This week's book giveaway is in the OO, Patterns, UML and Refactoring forum. We're giving away four copies of Refactoring for Software Design Smells: Managing Technical Debt and have Girish Suryanarayana, Ganesh Samarthyam & Tushar Sharma on-line! See this thread for details.
It is true that the IE browsers seems to be the slowest in adopting the evolving HTML5 standards although their latest has made headway. There is a bit of light around this cloud however. Google has something called ChromeFrame http://www.google.com/chromeframe that can modernize the older IE browsers so they can understand HTML5.
Noone can say that IE doesn't work with HTML5 and noone can say that IE works with HTML5. HTML5 it's not a one big tool, it's a toolset of different objects and properties that provide new/awesome functionality to our browsers. IE9-IE10 supports a lot of those new HTML5 features. To found out if your browser supports one of HTML5 features you can make manual test or use special lib for example as Modernizr for tests. Also there are special libs to make your old browser (I think even ie6) a better one, so it will understand new html5 tags and even some js functionality.

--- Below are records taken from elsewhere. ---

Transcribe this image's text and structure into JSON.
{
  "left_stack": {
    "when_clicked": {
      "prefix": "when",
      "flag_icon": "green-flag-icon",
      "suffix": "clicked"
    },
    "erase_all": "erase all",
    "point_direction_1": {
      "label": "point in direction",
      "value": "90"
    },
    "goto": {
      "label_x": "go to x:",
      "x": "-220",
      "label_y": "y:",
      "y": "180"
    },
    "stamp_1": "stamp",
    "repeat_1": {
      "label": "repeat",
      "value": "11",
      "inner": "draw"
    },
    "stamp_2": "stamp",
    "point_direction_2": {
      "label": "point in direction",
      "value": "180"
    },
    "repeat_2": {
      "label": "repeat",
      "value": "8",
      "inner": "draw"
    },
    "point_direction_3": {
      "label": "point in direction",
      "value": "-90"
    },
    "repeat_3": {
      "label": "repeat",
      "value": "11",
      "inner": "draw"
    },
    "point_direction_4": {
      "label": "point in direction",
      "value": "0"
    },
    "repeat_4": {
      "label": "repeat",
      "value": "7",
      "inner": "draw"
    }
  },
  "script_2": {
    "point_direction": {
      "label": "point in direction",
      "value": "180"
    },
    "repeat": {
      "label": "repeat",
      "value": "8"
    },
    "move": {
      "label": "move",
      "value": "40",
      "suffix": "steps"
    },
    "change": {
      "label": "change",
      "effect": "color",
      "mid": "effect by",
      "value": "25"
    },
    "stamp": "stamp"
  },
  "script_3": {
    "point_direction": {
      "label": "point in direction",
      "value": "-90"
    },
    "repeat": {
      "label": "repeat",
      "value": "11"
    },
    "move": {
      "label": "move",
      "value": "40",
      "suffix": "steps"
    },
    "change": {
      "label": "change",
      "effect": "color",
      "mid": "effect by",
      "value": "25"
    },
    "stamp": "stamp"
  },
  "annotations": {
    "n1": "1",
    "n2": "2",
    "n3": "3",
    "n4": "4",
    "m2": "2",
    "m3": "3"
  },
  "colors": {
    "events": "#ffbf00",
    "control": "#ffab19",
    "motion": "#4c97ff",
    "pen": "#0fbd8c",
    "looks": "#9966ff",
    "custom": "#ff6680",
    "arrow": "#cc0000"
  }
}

HTML5 is designed to be backwards compatible as possible. Every valid HTML4 document is also a valid HTML5 document, so in that sense IE supports HTML5. What people usually mean when they say "Internet Explorer doesn't work with HTML5" is one of two things.

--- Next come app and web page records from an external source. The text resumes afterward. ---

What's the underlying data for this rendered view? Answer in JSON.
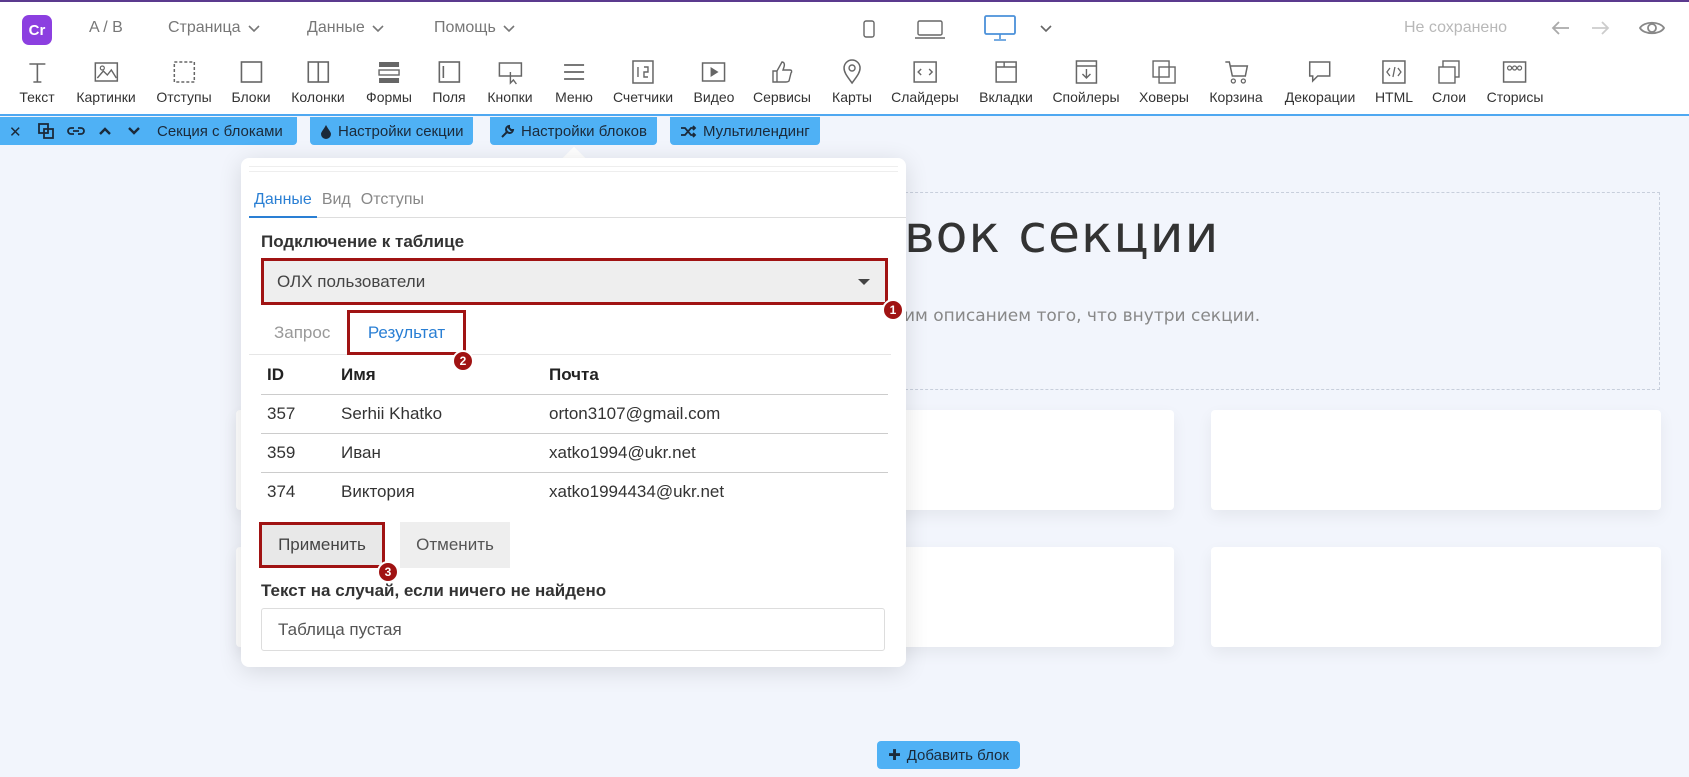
{
  "topbar": {
    "logo_text": "Cr",
    "ab_label": "A / B",
    "menus": [
      "Страница",
      "Данные",
      "Помощь"
    ],
    "status": "Не сохранено",
    "devices": [
      "mobile-icon",
      "laptop-icon",
      "desktop-icon"
    ],
    "accent_color": "#4fa8f1"
  },
  "toolbar": {
    "tools": [
      "Текст",
      "Картинки",
      "Отступы",
      "Блоки",
      "Колонки",
      "Формы",
      "Поля",
      "Кнопки",
      "Меню",
      "Счетчики",
      "Видео",
      "Сервисы",
      "Карты",
      "Слайдеры",
      "Вкладки",
      "Спойлеры",
      "Ховеры",
      "Корзина",
      "Декорации",
      "HTML",
      "Слои",
      "Сторисы"
    ]
  },
  "sectionbar": {
    "section_label": "Секция с блоками",
    "section_settings": "Настройки секции",
    "block_settings": "Настройки блоков",
    "multilanding": "Мультилендинг"
  },
  "canvas": {
    "title_fragment": "вок секции",
    "subtitle_fragment": "им описанием того, что внутри секции.",
    "add_block": "Добавить блок"
  },
  "panel": {
    "tabs": [
      "Данные",
      "Вид",
      "Отступы"
    ],
    "active_tab": "Данные",
    "table_label": "Подключение к таблице",
    "table_value": "ОЛХ пользователи",
    "query_tabs": [
      "Запрос",
      "Результат"
    ],
    "results": {
      "headers": [
        "ID",
        "Имя",
        "Почта"
      ],
      "rows": [
        [
          "357",
          "Serhii Khatko",
          "orton3107@gmail.com"
        ],
        [
          "359",
          "Иван",
          "xatko1994@ukr.net"
        ],
        [
          "374",
          "Виктория",
          "xatko1994434@ukr.net"
        ]
      ]
    },
    "apply": "Применить",
    "cancel": "Отменить",
    "empty_label": "Текст на случай, если ничего не найдено",
    "empty_value": "Таблица пустая",
    "badges": [
      "1",
      "2",
      "3"
    ],
    "highlight_color": "#a01313"
  }
}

Commonly they mean that IE8 doesn't support the new HTML5 elements such as <article> and <footer>. Since these elements have no actual functionality defining whether they're supported or not is a bit of a non-issue apart from the fact that IE8 and earlier have a bug which prevents any CSS being applied to an unknown element. There are well know workarounds for this (and it's covered in chapter 1 of Hello! HTML5 and CSS3).
The other thing they may mean is that IE doesn't support all HTML5 features, and that's true, but it's also true for every other browser. There is great competition among browser vendors today to get all the new stuff implemented (and this is a good thing).
CSS3 is also backwards compatible in most cases. Valid CSS2 is also valid CSS3. It is often possible to us jQuery or a similar library to add classes in the markup in browsers, such as IE8, which don't have good support for the new stuff in CSS3 (and this is discussed briefly in chapter 7 of Hello! HTML5 and CSS3).
Yes. I don't believe we'll see wide adoption of IE10 until the Windows 7 version is released. There'll still be a significant user base of IE8 and IE9 users, especially inside corporate firewall, until Windows XP and Vista fade into history.
Having said that, although IE8's HTML5 support is poor compared to current Chrome, Firefox and Opera, it does still have some support for HTML5.